“Today’s unsealing of the criminal complaint and the subsequent arrest of Mr. Schena are significant steps forward in this case to root out fraud and corruption being committed against the U.S. healthcare system, including the Department of Defense’s TRICARE program,” said Special Agent in Charge Bryan D. Denny, Defense Criminal Investigative Service, Western Field Office. “Any attempts to subvert the integrity of the TRICARE program, especially as we all are struggling to cope with the COVID-19 pandemic, will be aggressively investigated and prosecuted, if appropriate, to preserve and recover precious taxpayer dollars.”
According to the affidavit in support of the complaint, Schena touted that Arrayit is the “only laboratory in the world that offers” revolutionary “microarray technology” that allows Arrayit to test for allergy and COVID-19 based on a drop of blood that is 250,000 times smaller than the technology touted by Theranos.
Beginning in or around 2018 and continuing to in or around February 2020, Schena and others paid kickbacks and bribes to recruiters and doctors to run an allergy screening test for 120 allergens (including things ranging from stinging insects to food allergens) on every patient regardless of medical necessity, and then made numerous misrepresentations to potential investors about Arrayit’s allergy test sales, financial condition, and its future prospects. Schena and others issued press releases and tweeted about partnerships with Fortune 500 companies, government agencies and public institutions, without disclosing that such partnerships either did not exist or were of de minimis value.
As the COVID-19 crisis began to escalate in March 2020, Schena and others made false claims concerning Arrayit’s ability to provide accurate, fast, reliable and cheap COVID-19 tests in compliance with state and federal regulations, and made numerous misrepresentations to potential investors about the COVID-19 tests and Arrayit’s future prospects for COVID-19 testing.
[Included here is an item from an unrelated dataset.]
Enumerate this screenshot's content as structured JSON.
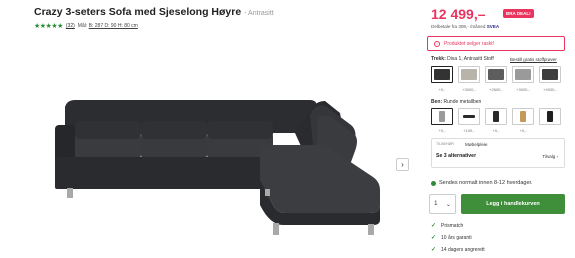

Schena stated that it was simple to develop a test for COVID-19 because the switch from testing for allergies to testing for COVID-19 was “like a pastry chef” who switches from selling “strawberry pies” to selling “rhubarb and strawberry pies.” Arrayit’s stock price doubled in mid-March, but Schena and others never disclosed that there were questions about the validity of its data and the accuracy of its COVID-19 test.
A complaint is merely an allegation and the defendants are presumed innocent until proven guilty beyond a reasonable doubt in a court of law.
HHS-OIG’s San Francisco Regional Office and Detroit Regional Office, USPIS, the FBI, VA-OIG and DCIS investigated the case. Assistant Chiefs Jacob Foster and Justin Weitz of the Criminal Division’s Fraud Section and Assistant U.S. Attorney William Frentzen of the Northern District of California are prosecuting the case. The department appreciates the assistance of the Securities and Exchange Commission.